» WHAT YOU NEED TO DO
Say only the number of lines in the entries below that contain "novembro".

» STUDY MATERIAL

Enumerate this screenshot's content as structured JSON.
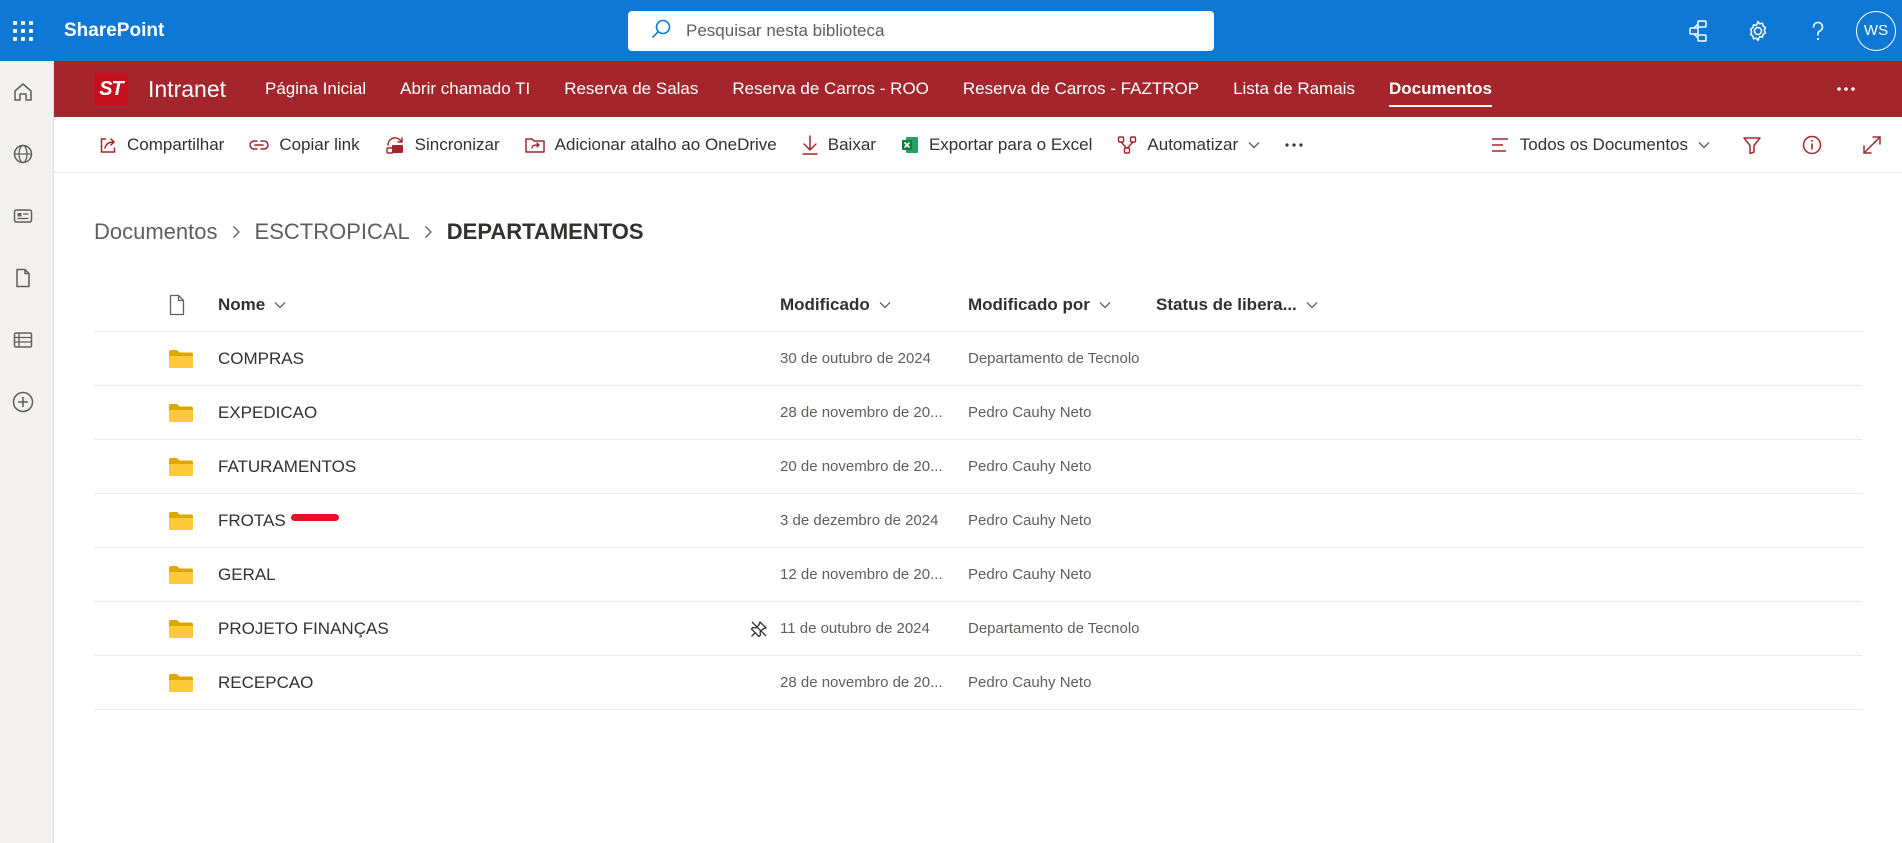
{
  "suite": {
    "brand": "SharePoint",
    "search_placeholder": "Pesquisar nesta biblioteca",
    "avatar_initials": "WS",
    "accent": "#0f78d4"
  },
  "rail": {
    "items": [
      "home-icon",
      "globe-icon",
      "news-icon",
      "document-icon",
      "list-icon",
      "add-icon"
    ]
  },
  "site": {
    "logo_text": "ST",
    "title": "Intranet",
    "color": "#a4262c",
    "nav": [
      {
        "label": "Página Inicial"
      },
      {
        "label": "Abrir chamado TI"
      },
      {
        "label": "Reserva de Salas"
      },
      {
        "label": "Reserva de Carros - ROO"
      },
      {
        "label": "Reserva de Carros - FAZTROP"
      },
      {
        "label": "Lista de Ramais"
      },
      {
        "label": "Documentos",
        "active": true
      }
    ]
  },
  "commands": {
    "share": "Compartilhar",
    "copy_link": "Copiar link",
    "sync": "Sincronizar",
    "add_shortcut": "Adicionar atalho ao OneDrive",
    "download": "Baixar",
    "export_excel": "Exportar para o Excel",
    "automate": "Automatizar",
    "view": "Todos os Documentos"
  },
  "breadcrumb": {
    "items": [
      "Documentos",
      "ESCTROPICAL"
    ],
    "current": "DEPARTAMENTOS"
  },
  "table": {
    "headers": {
      "name": "Nome",
      "modified": "Modificado",
      "modified_by": "Modificado por",
      "status": "Status de libera..."
    },
    "rows": [
      {
        "name": "COMPRAS",
        "modified": "30 de outubro de 2024",
        "by": "Departamento de Tecnolo"
      },
      {
        "name": "EXPEDICAO",
        "modified": "28 de novembro de 20...",
        "by": "Pedro Cauhy Neto"
      },
      {
        "name": "FATURAMENTOS",
        "modified": "20 de novembro de 20...",
        "by": "Pedro Cauhy Neto"
      },
      {
        "name": "FROTAS",
        "modified": "3 de dezembro de 2024",
        "by": "Pedro Cauhy Neto"
      },
      {
        "name": "GERAL",
        "modified": "12 de novembro de 20...",
        "by": "Pedro Cauhy Neto"
      },
      {
        "name": "PROJETO FINANÇAS",
        "modified": "11 de outubro de 2024",
        "by": "Departamento de Tecnolo"
      },
      {
        "name": "RECEPCAO",
        "modified": "28 de novembro de 20...",
        "by": "Pedro Cauhy Neto"
      }
    ]
  }
}
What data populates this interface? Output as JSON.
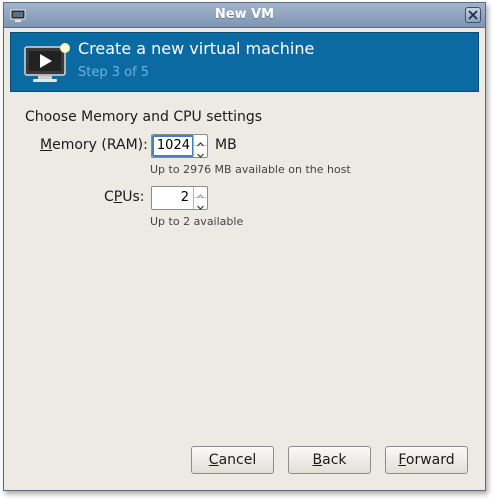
{
  "window": {
    "title": "New VM"
  },
  "header": {
    "title": "Create a new virtual machine",
    "step": "Step 3 of 5",
    "icon": "monitor-play-icon"
  },
  "form": {
    "heading": "Choose Memory and CPU settings",
    "memory": {
      "label_pre": "",
      "label_mnemonic": "M",
      "label_post": "emory (RAM):",
      "value": "1024",
      "unit": "MB",
      "hint": "Up to 2976 MB available on the host"
    },
    "cpus": {
      "label_pre": "C",
      "label_mnemonic": "P",
      "label_post": "Us:",
      "value": "2",
      "hint": "Up to 2 available"
    }
  },
  "buttons": {
    "cancel": {
      "mnemonic": "C",
      "rest": "ancel"
    },
    "back": {
      "mnemonic": "B",
      "rest": "ack"
    },
    "forward": {
      "mnemonic": "F",
      "rest": "orward"
    }
  },
  "colors": {
    "header_bg": "#0b6aa2",
    "step_text": "#6ab2e6",
    "window_bg": "#edeae4"
  }
}
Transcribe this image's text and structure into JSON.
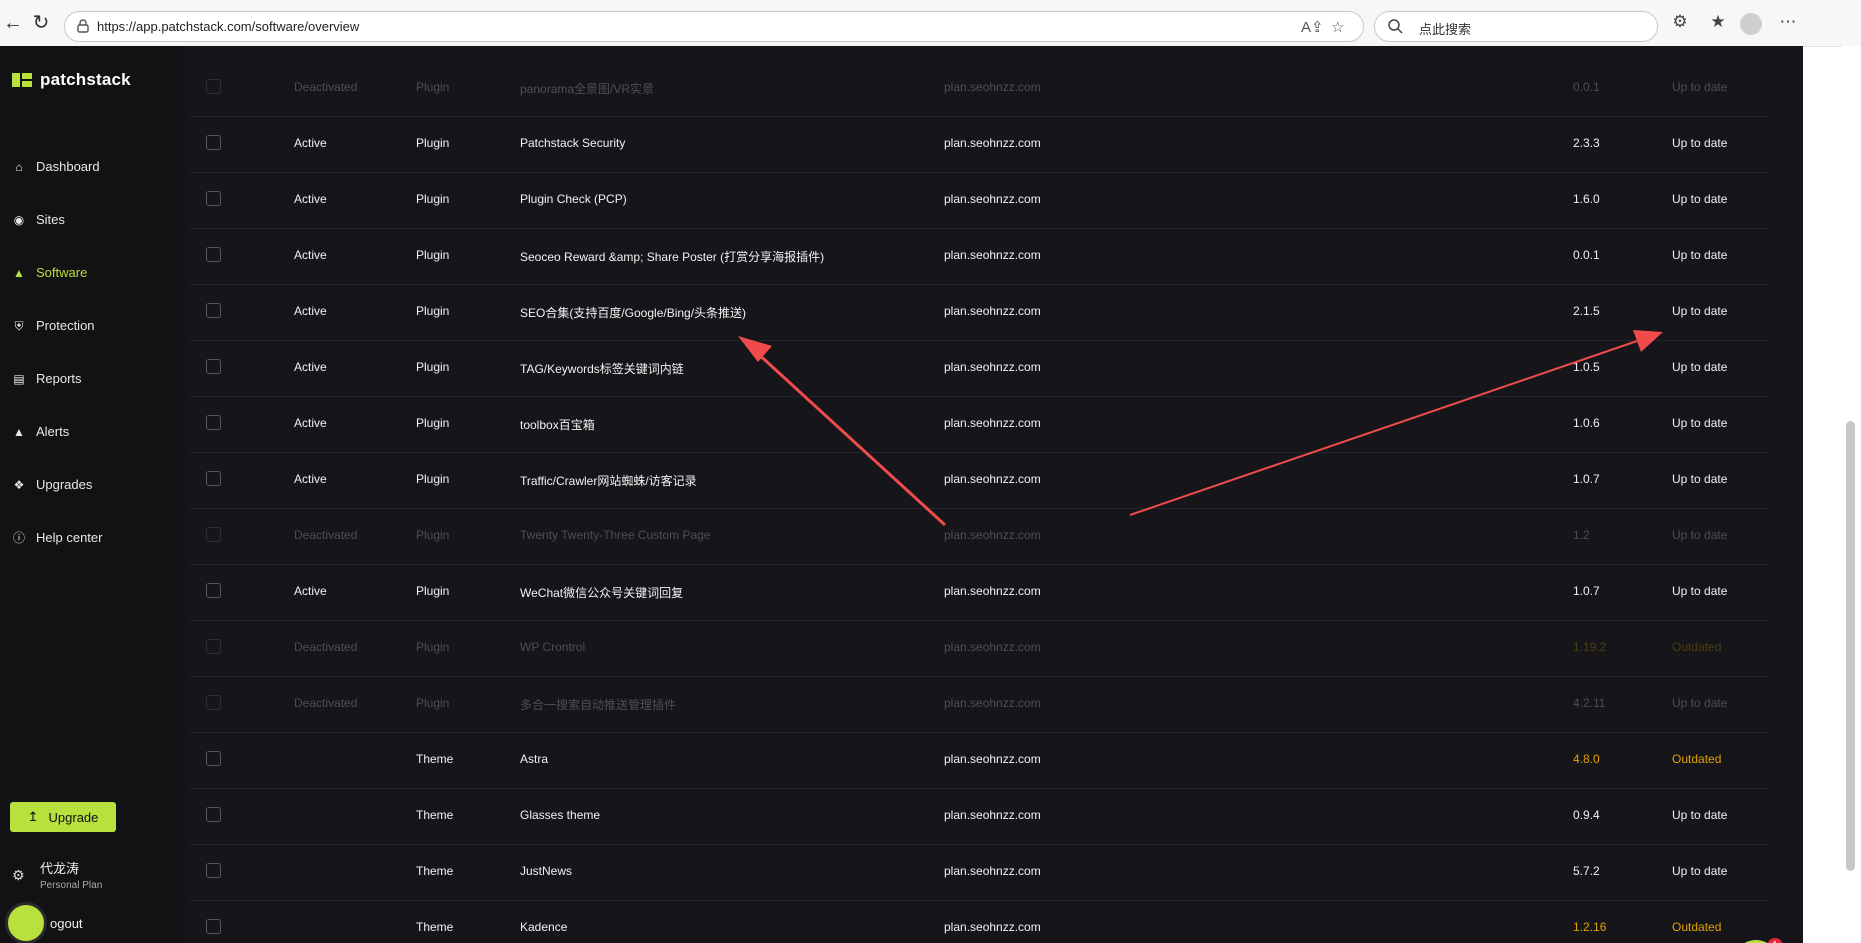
{
  "browser": {
    "url": "https://app.patchstack.com/software/overview",
    "search_placeholder": "点此搜索"
  },
  "app": {
    "brand": "patchstack",
    "nav": [
      {
        "label": "Dashboard",
        "icon": "home-icon"
      },
      {
        "label": "Sites",
        "icon": "globe-icon"
      },
      {
        "label": "Software",
        "icon": "shapes-icon"
      },
      {
        "label": "Protection",
        "icon": "shield-icon"
      },
      {
        "label": "Reports",
        "icon": "report-icon"
      },
      {
        "label": "Alerts",
        "icon": "warning-icon"
      },
      {
        "label": "Upgrades",
        "icon": "puzzle-icon"
      },
      {
        "label": "Help center",
        "icon": "info-icon"
      }
    ],
    "active_nav": "Software",
    "upgrade_label": "Upgrade",
    "user": {
      "name": "代龙涛",
      "plan": "Personal Plan"
    },
    "logout_label": "ogout",
    "chat_badge": "1",
    "accent_color": "#b8e13e",
    "outdated_color": "#e0a200"
  },
  "rows": [
    {
      "status": "Deactivated",
      "type": "Plugin",
      "name": "panorama全景图/VR实景",
      "site": "plan.seohnzz.com",
      "version": "0.0.1",
      "update": "Up to date",
      "dim": true
    },
    {
      "status": "Active",
      "type": "Plugin",
      "name": "Patchstack Security",
      "site": "plan.seohnzz.com",
      "version": "2.3.3",
      "update": "Up to date"
    },
    {
      "status": "Active",
      "type": "Plugin",
      "name": "Plugin Check (PCP)",
      "site": "plan.seohnzz.com",
      "version": "1.6.0",
      "update": "Up to date"
    },
    {
      "status": "Active",
      "type": "Plugin",
      "name": "Seoceo Reward &amp; Share Poster (打赏分享海报插件)",
      "site": "plan.seohnzz.com",
      "version": "0.0.1",
      "update": "Up to date"
    },
    {
      "status": "Active",
      "type": "Plugin",
      "name": "SEO合集(支持百度/Google/Bing/头条推送)",
      "site": "plan.seohnzz.com",
      "version": "2.1.5",
      "update": "Up to date"
    },
    {
      "status": "Active",
      "type": "Plugin",
      "name": "TAG/Keywords标签关键词内链",
      "site": "plan.seohnzz.com",
      "version": "1.0.5",
      "update": "Up to date"
    },
    {
      "status": "Active",
      "type": "Plugin",
      "name": "toolbox百宝箱",
      "site": "plan.seohnzz.com",
      "version": "1.0.6",
      "update": "Up to date"
    },
    {
      "status": "Active",
      "type": "Plugin",
      "name": "Traffic/Crawler网站蜘蛛/访客记录",
      "site": "plan.seohnzz.com",
      "version": "1.0.7",
      "update": "Up to date"
    },
    {
      "status": "Deactivated",
      "type": "Plugin",
      "name": "Twenty Twenty-Three Custom Page",
      "site": "plan.seohnzz.com",
      "version": "1.2",
      "update": "Up to date",
      "dim": true
    },
    {
      "status": "Active",
      "type": "Plugin",
      "name": "WeChat微信公众号关键词回复",
      "site": "plan.seohnzz.com",
      "version": "1.0.7",
      "update": "Up to date"
    },
    {
      "status": "Deactivated",
      "type": "Plugin",
      "name": "WP Crontrol",
      "site": "plan.seohnzz.com",
      "version": "1.19.2",
      "update": "Outdated",
      "dim": true,
      "outdated": true
    },
    {
      "status": "Deactivated",
      "type": "Plugin",
      "name": "多合一搜索自动推送管理插件",
      "site": "plan.seohnzz.com",
      "version": "4.2.11",
      "update": "Up to date",
      "dim": true
    },
    {
      "status": "",
      "type": "Theme",
      "name": "Astra",
      "site": "plan.seohnzz.com",
      "version": "4.8.0",
      "update": "Outdated",
      "outdated": true
    },
    {
      "status": "",
      "type": "Theme",
      "name": "Glasses theme",
      "site": "plan.seohnzz.com",
      "version": "0.9.4",
      "update": "Up to date"
    },
    {
      "status": "",
      "type": "Theme",
      "name": "JustNews",
      "site": "plan.seohnzz.com",
      "version": "5.7.2",
      "update": "Up to date"
    },
    {
      "status": "",
      "type": "Theme",
      "name": "Kadence",
      "site": "plan.seohnzz.com",
      "version": "1.2.16",
      "update": "Outdated",
      "outdated": true
    }
  ],
  "annotation_color": "#ef4b4b"
}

» ANSWER
4